In Vietnam, 2011 is the Year of the Cat, and people who doubt the legitimacy of such astrology-based designations might want to reflect on the fact that the year has indeed seen record levels of catastrophe (“cat”) losses.
The extraordinary run of natural catastrophes is expected to take global insured losses this year to USD 100 billion, which, lest we lose perspective by concentrating solely on the consequences for the insurance industry, signifies massive devastation and upheaval for those with the great misfortune to be caught up in any of the year’s loss events.
Cat and Non-Cat Losses
The impact on the insurance market of this year’s cat losses is discussed in our latest Power Market Review, which has just been released. Interestingly, in Vietnamese astrology the Year of the Cat is supposed to be a stress-free year, but for underwriters the events in Japan, New Zealand, Thailand and elsewhere have meant that it has been anything but.
A particular feature of the power market is that in addition to the year’s cat losses, insurers continue to be beset with attritional machinery breakdown claims and have also been hit with three “mega” non-cat claims of USD 100m or more, which are discussed in the Claims section of the Review.
Our Review notes that despite these events the market remains well capitalized, and in the absence of a “game-changing” event that fundamentally alters market expectations and behavior, there seems to be limited scope for underwriters to achieve meaningful rate increases to try to claw back their losses – but there always exists the possibility that market conditions will change.
This is the third Power Market Review that we have produced, the last one having been issued in summer last year. It is made up of contributions from a number of Willis Associates in London, Singapore and the US on the important insurance and related issues affecting the sector.
A Little Help From Our Friends
We’ve also included articles from several external specialists such as Rick Hartley of the loss adjuster The Richard Hartley Partnership, and Markus Heiss, from forensic accountants Matson Driscoll & Damico, who have both chosen to write on the treatment of Business Interruption claims – which is no surprise, as this is one of the most complex insurance issues for power companies, where it is critically important to get the policy wording right from the outset.
But Al Stewart?
Older readers will recognize the lyrics quoted above as coming from Al Stewart’s 1976 masterpiece Year of the Cat, and might be struggling to discern any relevance to the Willis Power Market Review – but if Peter Lorre were here today contemplating a white collar crime and not wanting to end up in San Quentin (which was of course the title of a Bogart movie), he would be well served reading the piece by Patrick Devine of Chadbourne & Parke on bribery and corruption.

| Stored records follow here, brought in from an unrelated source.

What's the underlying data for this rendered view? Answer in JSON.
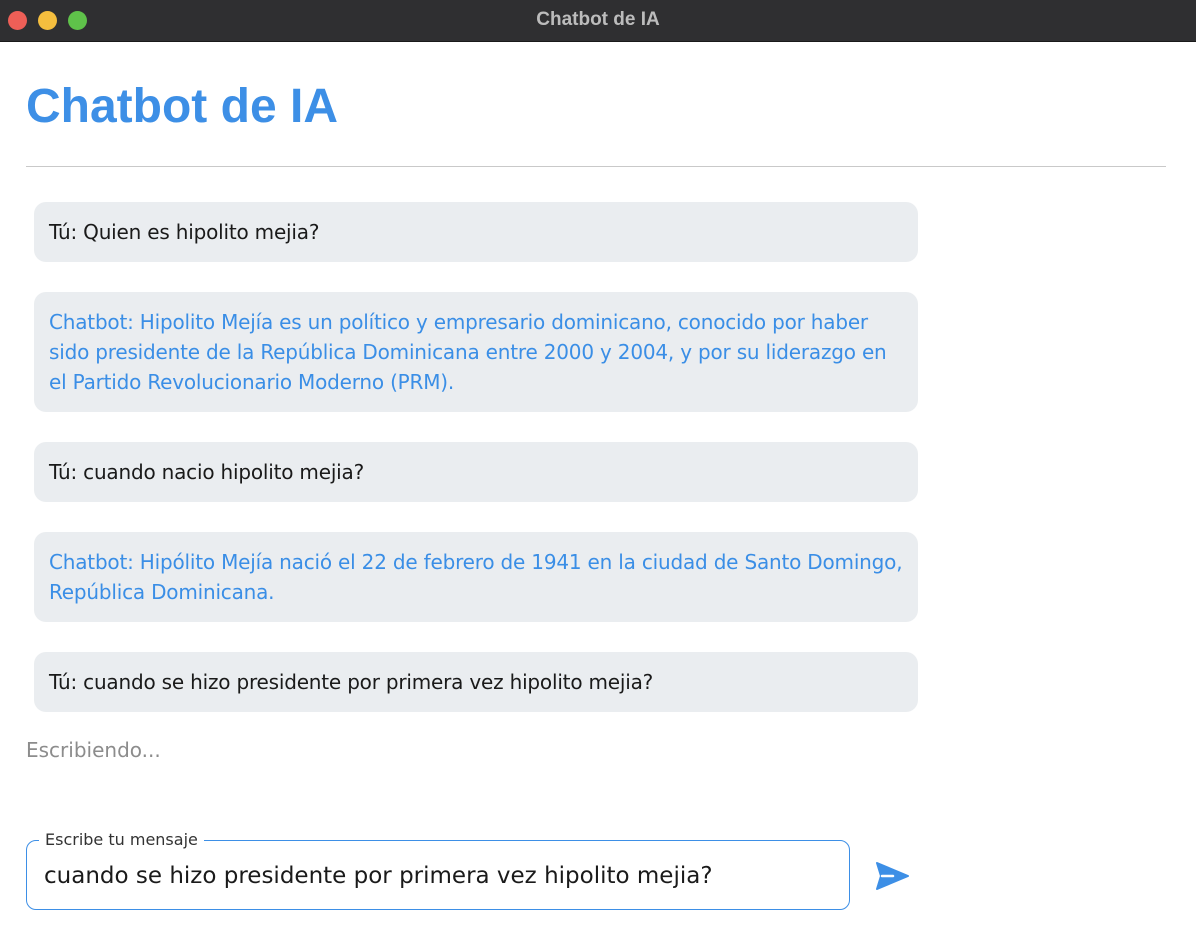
{
  "window": {
    "title": "Chatbot de IA"
  },
  "header": {
    "title": "Chatbot de IA"
  },
  "messages": [
    {
      "role": "user",
      "text": "Tú: Quien es hipolito mejia?"
    },
    {
      "role": "bot",
      "text": "Chatbot: Hipolito Mejía es un político y empresario dominicano, conocido por haber sido presidente de la República Dominicana entre 2000 y 2004, y por su liderazgo en el Partido Revolucionario Moderno (PRM)."
    },
    {
      "role": "user",
      "text": "Tú: cuando nacio hipolito mejia?"
    },
    {
      "role": "bot",
      "text": "Chatbot: Hipólito Mejía nació el 22 de febrero de 1941 en la ciudad de Santo Domingo, República Dominicana."
    },
    {
      "role": "user",
      "text": "Tú: cuando se hizo presidente por primera vez hipolito mejia?"
    }
  ],
  "status": {
    "typing_text": "Escribiendo..."
  },
  "composer": {
    "label": "Escribe tu mensaje",
    "value": "cuando se hizo presidente por primera vez hipolito mejia?",
    "send_icon": "send-icon"
  },
  "colors": {
    "accent": "#3d8fe6",
    "bubble_bg": "#eaedf0",
    "titlebar": "#2f2f31",
    "close": "#ee5f57",
    "minimize": "#f5be3e",
    "zoom": "#5fc24a"
  }
}
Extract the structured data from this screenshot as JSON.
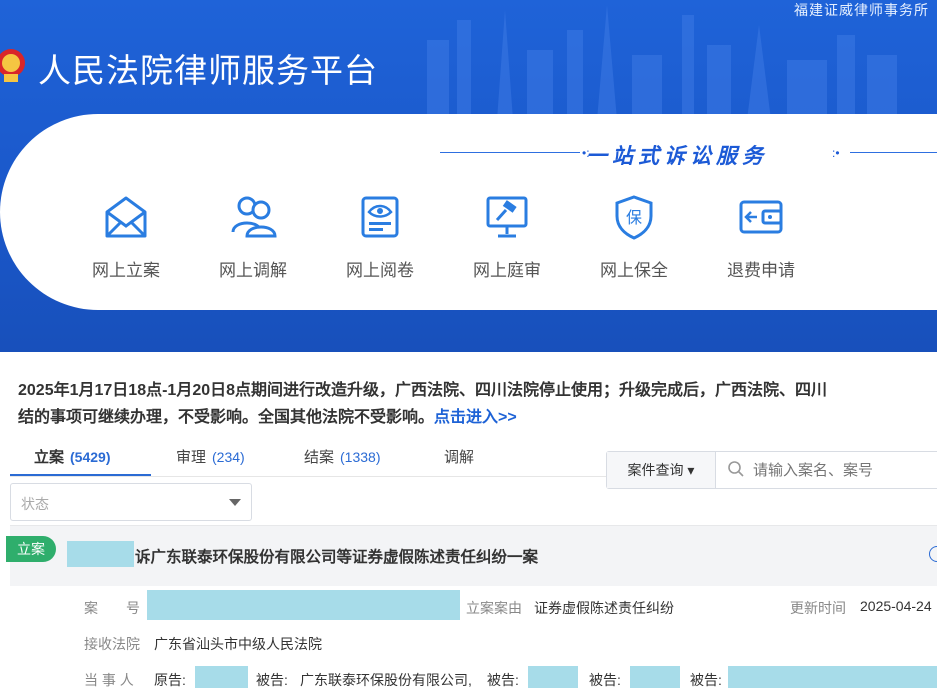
{
  "header": {
    "firm_name": "福建证威律师事务所",
    "site_title": "人民法院律师服务平台",
    "slogan": "一站式诉讼服务"
  },
  "services": [
    {
      "label": "网上立案",
      "icon": "envelope-icon"
    },
    {
      "label": "网上调解",
      "icon": "people-icon"
    },
    {
      "label": "网上阅卷",
      "icon": "document-icon"
    },
    {
      "label": "网上庭审",
      "icon": "gavel-monitor-icon"
    },
    {
      "label": "网上保全",
      "icon": "shield-icon",
      "icon_text": "保"
    },
    {
      "label": "退费申请",
      "icon": "wallet-icon"
    }
  ],
  "notice": {
    "line1": "2025年1月17日18点-1月20日8点期间进行改造升级，广西法院、四川法院停止使用；升级完成后，广西法院、四川",
    "line2": "结的事项可继续办理，不受影响。全国其他法院不受影响。",
    "link": "点击进入>>"
  },
  "tabs": [
    {
      "label": "立案",
      "count": "(5429)",
      "active": true
    },
    {
      "label": "审理",
      "count": "(234)",
      "active": false
    },
    {
      "label": "结案",
      "count": "(1338)",
      "active": false
    },
    {
      "label": "调解",
      "count": "",
      "active": false
    }
  ],
  "query": {
    "select_label": "案件查询",
    "placeholder": "请输入案名、案号"
  },
  "status_filter": {
    "placeholder": "状态"
  },
  "case": {
    "tag": "立案",
    "title": "诉广东联泰环保股份有限公司等证券虚假陈述责任纠纷一案",
    "case_no_label": "案　　号",
    "reason_label": "立案案由",
    "reason_value": "证券虚假陈述责任纠纷",
    "updated_label": "更新时间",
    "updated_value": "2025-04-24",
    "court_label": "接收法院",
    "court_value": "广东省汕头市中级人民法院",
    "party_label": "当 事 人",
    "plaintiff_label": "原告:",
    "defendant_label": "被告:",
    "defendant_1": "广东联泰环保股份有限公司,"
  },
  "colors": {
    "primary": "#1f63d8",
    "accent": "#2b6bd4",
    "tag_green": "#2fae6c",
    "mask": "#a7dce9"
  }
}
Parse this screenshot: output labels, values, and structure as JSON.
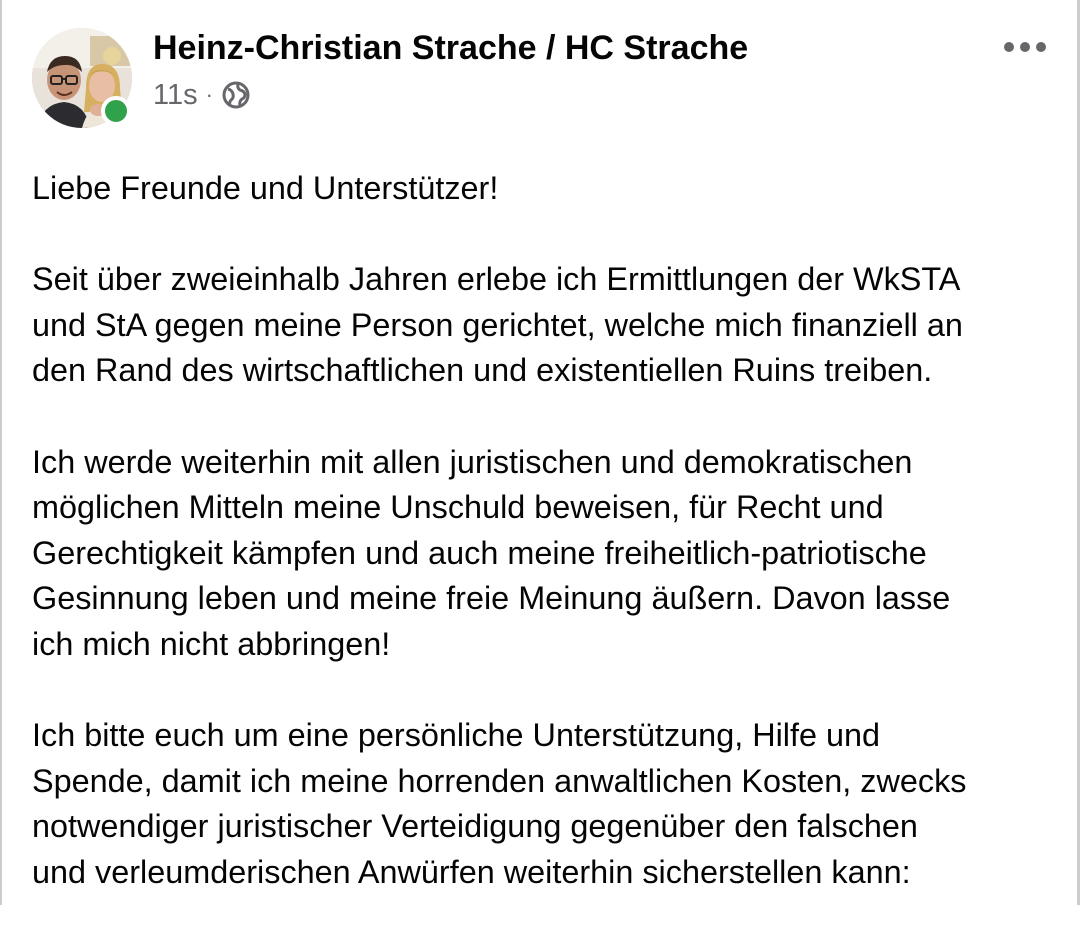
{
  "author": {
    "name": "Heinz-Christian Strache / HC Strache",
    "status": "online",
    "status_color": "#31a24c"
  },
  "meta": {
    "timestamp": "11s",
    "separator": "·",
    "audience_icon": "globe-icon"
  },
  "actions": {
    "more_icon": "more-options-icon"
  },
  "post": {
    "paragraphs": [
      "Liebe Freunde und Unterstützer!",
      "Seit über zweieinhalb Jahren erlebe ich Ermittlungen der WkSTA\nund StA gegen meine Person gerichtet, welche mich finanziell an\nden Rand des wirtschaftlichen und existentiellen Ruins treiben.",
      "Ich werde weiterhin mit allen juristischen und demokratischen\nmöglichen Mitteln meine Unschuld beweisen, für Recht und\nGerechtigkeit kämpfen und auch meine freiheitlich-patriotische\nGesinnung leben und meine freie Meinung äußern. Davon lasse\nich mich nicht abbringen!",
      "Ich bitte euch um eine persönliche Unterstützung, Hilfe und\nSpende, damit ich meine horrenden anwaltlichen Kosten, zwecks\nnotwendiger juristischer Verteidigung gegenüber den falschen\nund verleumderischen Anwürfen weiterhin sicherstellen kann:"
    ]
  },
  "colors": {
    "text_primary": "#050505",
    "text_secondary": "#65676b",
    "background": "#ffffff"
  }
}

For a country where they turn back time, look no further than Germany, which in the wake of the Fukushima disaster is going back to pre-nuclear power days, the implications of which are discussed, among other topics, by Tony Ward, Head of Power and Utilities at Ernst & Young in the UK. Which only goes to show that you can fit anything into your chosen blog theme if you try hard enough!